* **DATA PROVIDED**
··········
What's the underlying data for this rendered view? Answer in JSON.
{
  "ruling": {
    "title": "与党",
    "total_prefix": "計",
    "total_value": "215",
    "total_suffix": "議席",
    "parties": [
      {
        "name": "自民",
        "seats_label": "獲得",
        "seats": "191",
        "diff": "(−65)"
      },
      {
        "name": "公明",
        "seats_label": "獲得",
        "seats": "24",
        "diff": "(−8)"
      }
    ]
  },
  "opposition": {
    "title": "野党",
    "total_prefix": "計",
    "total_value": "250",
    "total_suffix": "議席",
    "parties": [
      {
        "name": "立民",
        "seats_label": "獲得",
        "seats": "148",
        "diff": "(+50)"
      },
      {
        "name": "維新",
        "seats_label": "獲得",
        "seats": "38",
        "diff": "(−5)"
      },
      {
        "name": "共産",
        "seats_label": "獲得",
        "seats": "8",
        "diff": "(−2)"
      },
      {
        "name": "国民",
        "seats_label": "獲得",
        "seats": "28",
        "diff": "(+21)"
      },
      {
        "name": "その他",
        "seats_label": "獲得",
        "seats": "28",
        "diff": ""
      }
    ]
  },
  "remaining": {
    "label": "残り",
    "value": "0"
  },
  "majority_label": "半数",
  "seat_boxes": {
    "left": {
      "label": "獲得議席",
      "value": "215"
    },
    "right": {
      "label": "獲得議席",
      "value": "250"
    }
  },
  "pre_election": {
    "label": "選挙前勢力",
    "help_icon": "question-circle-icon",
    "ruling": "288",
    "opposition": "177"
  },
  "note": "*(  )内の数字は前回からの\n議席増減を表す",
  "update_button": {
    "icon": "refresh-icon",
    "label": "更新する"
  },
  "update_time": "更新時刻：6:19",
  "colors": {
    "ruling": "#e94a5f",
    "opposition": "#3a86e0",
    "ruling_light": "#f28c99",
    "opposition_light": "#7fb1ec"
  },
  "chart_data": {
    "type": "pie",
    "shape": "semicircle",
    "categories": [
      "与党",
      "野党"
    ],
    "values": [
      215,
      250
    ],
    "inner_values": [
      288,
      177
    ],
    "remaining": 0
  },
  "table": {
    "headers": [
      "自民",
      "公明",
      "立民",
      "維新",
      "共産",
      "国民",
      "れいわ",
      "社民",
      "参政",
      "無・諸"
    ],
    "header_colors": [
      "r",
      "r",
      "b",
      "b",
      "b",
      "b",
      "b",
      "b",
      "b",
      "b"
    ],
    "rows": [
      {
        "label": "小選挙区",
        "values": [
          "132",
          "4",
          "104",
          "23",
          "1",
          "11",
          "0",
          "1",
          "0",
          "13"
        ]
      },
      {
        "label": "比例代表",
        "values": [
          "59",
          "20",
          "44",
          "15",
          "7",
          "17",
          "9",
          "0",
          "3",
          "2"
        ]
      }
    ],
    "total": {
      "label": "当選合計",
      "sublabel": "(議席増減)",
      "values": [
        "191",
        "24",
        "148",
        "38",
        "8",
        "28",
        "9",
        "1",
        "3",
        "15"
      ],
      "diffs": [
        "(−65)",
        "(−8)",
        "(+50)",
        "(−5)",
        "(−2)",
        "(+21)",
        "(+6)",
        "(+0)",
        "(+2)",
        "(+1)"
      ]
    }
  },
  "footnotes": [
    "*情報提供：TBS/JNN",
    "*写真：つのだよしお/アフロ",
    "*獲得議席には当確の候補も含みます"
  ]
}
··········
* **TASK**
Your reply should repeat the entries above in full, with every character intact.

* **RESULT OF THIS EXERCISE**
What's the underlying data for this rendered view? Answer in JSON.
{
  "ruling": {
    "title": "与党",
    "total_prefix": "計",
    "total_value": "215",
    "total_suffix": "議席",
    "parties": [
      {
        "name": "自民",
        "seats_label": "獲得",
        "seats": "191",
        "diff": "(−65)"
      },
      {
        "name": "公明",
        "seats_label": "獲得",
        "seats": "24",
        "diff": "(−8)"
      }
    ]
  },
  "opposition": {
    "title": "野党",
    "total_prefix": "計",
    "total_value": "250",
    "total_suffix": "議席",
    "parties": [
      {
        "name": "立民",
        "seats_label": "獲得",
        "seats": "148",
        "diff": "(+50)"
      },
      {
        "name": "維新",
        "seats_label": "獲得",
        "seats": "38",
        "diff": "(−5)"
      },
      {
        "name": "共産",
        "seats_label": "獲得",
        "seats": "8",
        "diff": "(−2)"
      },
      {
        "name": "国民",
        "seats_label": "獲得",
        "seats": "28",
        "diff": "(+21)"
      },
      {
        "name": "その他",
        "seats_label": "獲得",
        "seats": "28",
        "diff": ""
      }
    ]
  },
  "remaining": {
    "label": "残り",
    "value": "0"
  },
  "majority_label": "半数",
  "seat_boxes": {
    "left": {
      "label": "獲得議席",
      "value": "215"
    },
    "right": {
      "label": "獲得議席",
      "value": "250"
    }
  },
  "pre_election": {
    "label": "選挙前勢力",
    "help_icon": "question-circle-icon",
    "ruling": "288",
    "opposition": "177"
  },
  "note": "*(  )内の数字は前回からの\n議席増減を表す",
  "update_button": {
    "icon": "refresh-icon",
    "label": "更新する"
  },
  "update_time": "更新時刻：6:19",
  "colors": {
    "ruling": "#e94a5f",
    "opposition": "#3a86e0",
    "ruling_light": "#f28c99",
    "opposition_light": "#7fb1ec"
  },
  "chart_data": {
    "type": "pie",
    "shape": "semicircle",
    "categories": [
      "与党",
      "野党"
    ],
    "values": [
      215,
      250
    ],
    "inner_values": [
      288,
      177
    ],
    "remaining": 0
  },
  "table": {
    "headers": [
      "自民",
      "公明",
      "立民",
      "維新",
      "共産",
      "国民",
      "れいわ",
      "社民",
      "参政",
      "無・諸"
    ],
    "header_colors": [
      "r",
      "r",
      "b",
      "b",
      "b",
      "b",
      "b",
      "b",
      "b",
      "b"
    ],
    "rows": [
      {
        "label": "小選挙区",
        "values": [
          "132",
          "4",
          "104",
          "23",
          "1",
          "11",
          "0",
          "1",
          "0",
          "13"
        ]
      },
      {
        "label": "比例代表",
        "values": [
          "59",
          "20",
          "44",
          "15",
          "7",
          "17",
          "9",
          "0",
          "3",
          "2"
        ]
      }
    ],
    "total": {
      "label": "当選合計",
      "sublabel": "(議席増減)",
      "values": [
        "191",
        "24",
        "148",
        "38",
        "8",
        "28",
        "9",
        "1",
        "3",
        "15"
      ],
      "diffs": [
        "(−65)",
        "(−8)",
        "(+50)",
        "(−5)",
        "(−2)",
        "(+21)",
        "(+6)",
        "(+0)",
        "(+2)",
        "(+1)"
      ]
    }
  },
  "footnotes": [
    "*情報提供：TBS/JNN",
    "*写真：つのだよしお/アフロ",
    "*獲得議席には当確の候補も含みます"
  ]
}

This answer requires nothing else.